Both Shamku and Kryemadhi have denied having any ties to trafficking rings, and dismiss speculation about potential drug ties to an ongoing political feud within the Socialist Party pitting Meta against party Chairman and presidential hopeful Fatos Nano.

The general director of Albania's state police, Colonel Bilbil Mema, tells RFE/RL that Konci's arrest marked the first time that heroin traffic has been officially detected traveling north into Kosovo. Traditionally, most drugs traveling out of Albania travel south to Greece or cross the Adriatic Sea and head west through Italy.

"This is the first parcel caught by the police [going into Kosovo], but not the first shipment traveling in this direction. In fact, there is a change of routes in the narcotics traffic. There is evidence that heroin is passing through Kosovo and then from Serbia is spreading to Europe. This followed a strengthening in the border control from the police both in Albania and Italy. The police are not involved in the narcotics traffic. There are individuals or certain segments who do not represent the police and who might tolerate the drugs traffic, but we are fighting the phenomenon."

Mema also says Albania's intelligence services failed to inform his department about the new trafficking route.

"We never got information from other specialized services regarding the existence of this route, but operational information from the police force let us know about this corridor. Actually, the soft drugs line -- mostly marijuana -- is heading for Italy and Greece, while strong narcotics traffic moves through Kosovo.

But General Bujar Rama, director of the Albanian Center for the Study of Organized Crime and Mafia, says the route has existed for months. Rama, who warned of the new Kosovo channel in an interview with RFE/RL's Albanian Unit late last year, says the route has ties to top Socialist politicians, and that the recent discovery by the police was made when a rival faction within the party leaked information.

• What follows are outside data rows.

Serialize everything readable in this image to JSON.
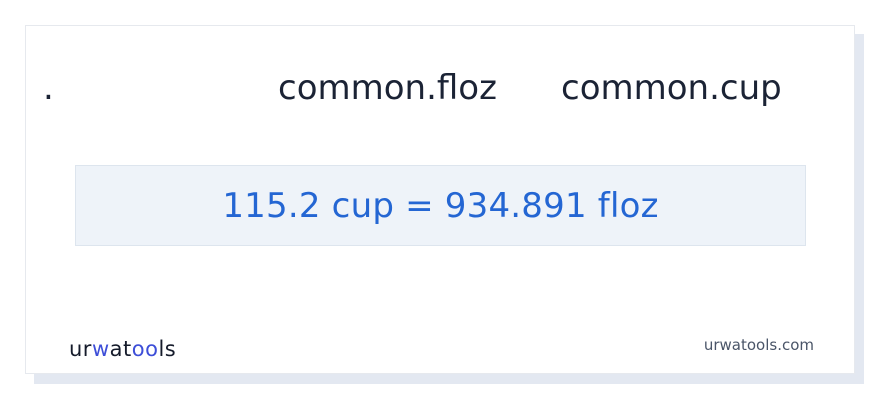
{
  "converter": {
    "bullet": ".",
    "from_unit": "common.floz",
    "to_unit": "common.cup",
    "result": "115.2 cup = 934.891 floz"
  },
  "footer": {
    "logo_part1": "ur",
    "logo_accent": "w",
    "logo_part2": "at",
    "logo_accent2": "oo",
    "logo_part3": "ls",
    "site": "urwatools.com"
  },
  "colors": {
    "accent": "#2466d3",
    "result_bg": "#eef3f9",
    "text": "#1b2335"
  }
}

He also said the criminal rings running the Kosovo channel have a long history of illegal dealings.

"[The trafficking] has recently moved to the northern part [of Albania] and is being controlled by groups who even earlier, during the [1997] unrest, had been dealing with weapons trafficking, and later with car theft and trafficking in prostitutes. Now there is a stable trafficking route held by top-level dealers -- according to my very accurate sources -- which goes through the north of Albania to Kosovo, then to Belgrade and from there to the rest of Europe."

Rama describes those in control of the Kosovo trafficking route as a highly efficient "East-West criminal federation."

"These groups will not give up. According to what I know, they are perfectly organized and even if you cut off a branch of theirs, you never get to the roots."

The U.S. ambassador to Albania, Joseph Limprecht, says the fight against organized crime and trafficking is of primary importance for Albania, "Organized crime networks which traffic in drugs, weapons, women, and children have the potential to be exploited by terrorists who are intent on destroying our democratic way of life."

Limprecht says the longstanding lack of rule of law in Albania left the country poorly equipped to begin a transition into a democratic society. He also says the country continues to suffer from a dim reputation elsewhere in Europe.

"Because I think we are talking about a cultural acceptance of criminality that sometimes we see here in Albania. And as a friend of Albania this is something that makes me upset when I see it, because it feeds upon the prejudices against Albanians that I see from many other people outside of Albania."

The problem, Limprecht says, is so severe that it has caused what he calls "a form of anti-Albanian racism" among many Europeans.